Wow! How time flies. I haven’t had a launch of a Jane Austen re-imagining since last December. For a while there, I was the Energizer Bunny, completing a story about every three months. I did write a mystery (Three’s A Crowd, a Patrick Shea Mystery) that has been well received, and I have completed the second installment in that series. But, in the end, I always come back to our favorite couple, dearest loveliest Elizabeth Bennet and the handsome Fitzwilliam Darcy.
I have been working on Darcy Goes to War for about two years. I actually shelved it twice. The reason I did that was because of how seriously I take the subject of World War II. I was born in 1951, six years after the end of the war, and I heard firsthand the stories of my parents’ generation. Two of my uncles flew on bombers, one fought in the Battle of the Bulge, my father’s youngest brother survived the horrors of Omaha Beach on D-Day, and my father’s first cousin, Patrick Faherty, was killed when his ship was sunk off the Carolina coast. Like tens of thousands of women across the country, my mother migrated from Scranton to Washington, D.C. working for the War Department. I wanted to be respectful of their sacrifice and contributions to the war effort. Could I do that while writing a Pride and Prejudice re-imagining?

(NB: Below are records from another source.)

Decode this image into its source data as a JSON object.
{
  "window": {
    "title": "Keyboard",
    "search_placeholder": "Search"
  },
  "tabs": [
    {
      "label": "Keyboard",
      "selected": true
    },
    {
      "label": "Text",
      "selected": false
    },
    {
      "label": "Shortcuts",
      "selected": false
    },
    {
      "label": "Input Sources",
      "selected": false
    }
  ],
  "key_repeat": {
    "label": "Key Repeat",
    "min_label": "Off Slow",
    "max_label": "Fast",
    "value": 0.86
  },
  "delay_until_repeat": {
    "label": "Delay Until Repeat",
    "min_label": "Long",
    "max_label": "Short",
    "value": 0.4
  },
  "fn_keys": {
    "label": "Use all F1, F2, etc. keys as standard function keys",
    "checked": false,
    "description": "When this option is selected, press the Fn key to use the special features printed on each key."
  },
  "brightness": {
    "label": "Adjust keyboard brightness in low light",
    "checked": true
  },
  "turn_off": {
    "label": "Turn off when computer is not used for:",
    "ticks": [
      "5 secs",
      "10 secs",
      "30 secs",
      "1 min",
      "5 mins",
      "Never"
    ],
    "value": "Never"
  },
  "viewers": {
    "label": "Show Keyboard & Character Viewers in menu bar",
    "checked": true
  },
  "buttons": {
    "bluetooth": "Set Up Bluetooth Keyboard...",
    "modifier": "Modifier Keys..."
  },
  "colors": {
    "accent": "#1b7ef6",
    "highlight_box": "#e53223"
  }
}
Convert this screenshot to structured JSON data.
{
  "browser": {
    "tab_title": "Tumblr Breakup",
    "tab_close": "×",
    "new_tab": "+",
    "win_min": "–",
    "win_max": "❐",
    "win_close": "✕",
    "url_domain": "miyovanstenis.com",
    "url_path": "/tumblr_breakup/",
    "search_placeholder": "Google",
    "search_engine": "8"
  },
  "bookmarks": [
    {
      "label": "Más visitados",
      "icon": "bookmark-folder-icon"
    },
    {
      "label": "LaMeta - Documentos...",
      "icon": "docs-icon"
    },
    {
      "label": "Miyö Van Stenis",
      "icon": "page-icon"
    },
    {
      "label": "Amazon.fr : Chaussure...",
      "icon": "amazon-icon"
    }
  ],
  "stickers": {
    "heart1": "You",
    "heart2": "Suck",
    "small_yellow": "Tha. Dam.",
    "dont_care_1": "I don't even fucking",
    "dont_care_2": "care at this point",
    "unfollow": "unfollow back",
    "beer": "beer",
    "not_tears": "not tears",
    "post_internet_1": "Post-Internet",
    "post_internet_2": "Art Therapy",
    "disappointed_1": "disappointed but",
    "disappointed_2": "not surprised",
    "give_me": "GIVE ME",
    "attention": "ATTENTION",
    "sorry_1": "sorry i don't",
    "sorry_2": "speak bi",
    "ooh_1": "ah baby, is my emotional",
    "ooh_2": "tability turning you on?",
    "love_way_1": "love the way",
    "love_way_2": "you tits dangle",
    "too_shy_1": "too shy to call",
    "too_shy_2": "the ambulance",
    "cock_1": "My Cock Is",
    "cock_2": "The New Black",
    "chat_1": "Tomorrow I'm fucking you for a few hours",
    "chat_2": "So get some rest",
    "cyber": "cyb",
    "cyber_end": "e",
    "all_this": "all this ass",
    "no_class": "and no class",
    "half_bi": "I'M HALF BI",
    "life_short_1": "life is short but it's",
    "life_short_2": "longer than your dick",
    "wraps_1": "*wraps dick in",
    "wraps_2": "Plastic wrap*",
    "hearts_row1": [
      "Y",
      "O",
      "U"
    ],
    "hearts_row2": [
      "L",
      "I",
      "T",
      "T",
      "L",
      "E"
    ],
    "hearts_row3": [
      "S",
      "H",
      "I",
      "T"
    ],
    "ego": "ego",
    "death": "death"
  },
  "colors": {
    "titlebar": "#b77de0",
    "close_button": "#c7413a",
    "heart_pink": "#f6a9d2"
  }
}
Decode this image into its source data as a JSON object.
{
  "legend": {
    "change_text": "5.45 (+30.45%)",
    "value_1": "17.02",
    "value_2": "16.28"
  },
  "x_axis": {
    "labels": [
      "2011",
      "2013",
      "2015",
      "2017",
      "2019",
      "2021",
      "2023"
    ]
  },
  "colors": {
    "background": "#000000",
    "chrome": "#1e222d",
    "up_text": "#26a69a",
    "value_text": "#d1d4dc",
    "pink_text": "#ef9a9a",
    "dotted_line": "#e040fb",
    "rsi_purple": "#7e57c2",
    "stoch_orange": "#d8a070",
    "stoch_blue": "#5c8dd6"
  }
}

In Darcy Goes to War, I try to capture the atmosphere of living in wartime England, a country Hitler hoped to bomb into oblivion. Because Britain’s very survival depended upon it, everyone is involved in the war effort. Food is rationed, fats and bone bits are saved, coal is used sparingly, and petrol is severely rationed. Every man, woman, and child must do their “bit,” including Elizabeth Bennet, a lorry driver, and Flight Lieutenant Fitzwilliam Darcy, who is a Royal Air Force pilot flying bombers over Germany. As soon as they meet, it’s “game on.” Here is an excerpt from Chapter 1:
As Lizzy made her way to the rear of the pub, Stan’s wife called her over, and Lizzy knew what would happen next. Nancy Corker would tell the officers that here was one of the prettiest girls in Hertfordshire and an excellent dancer as well and wasn’t there a dance coming up a week Saturday at the Helmsley Air Station? Hint. Hint…
Lizzy hated these situations, but because she was twenty-three, unmarried, not bad to look at, and with no serious romantic interest in her life, she was always being singled out by the well-intentioned matrons of Meryton as someone who needed help in finding a date…
“Are you planning to go to the dance, Darcy?” one of the men asked an officer who was more interested in his brew than Lizzy’s prospects for a partner…
“No, I won’t be going to the dance, Rogers,” Darcy finally answered. “I already had that experience the first week I was here—joint American and British effort—passing the baton sort of thing when the station changed hands.”
“Well, sir, we can boast some of the finest looking girls in the county hereabouts, and here’s one to prove it,” Mrs. Corker said, pushing Lizzy forward. “Don’t hide your light under a bushel, dear. All of these men are officers,” she whispered.
“Excuse me. I need to use the…,” Lizzy said, jerking her head in the direction of the loo, but as she squeezed past the chubby matron, she heard the dark-haired officer remark, “Rogers, I shall warn you there is little beauty in the girls who attend these dances, and they aren’t exactly light on their feet. If you do go to the dance, my advice is to wear your jump boots.”
Giveaway News: To celebrate the launch of Darcy Goes to War, I am giving away one paperback copy and one e-book (Kindle or Nook). This giveaway is open worldwide. All you have to do is leave a comment AND your e-mail address by September 16. This is important. In the past, I have had to give a book away to someone else because I had no way to contact the winner. The winners will be announced on September 17.
I just love the poster I used for this cover. If you would like to know more about the World War II poster that inspired it, please visit my blog.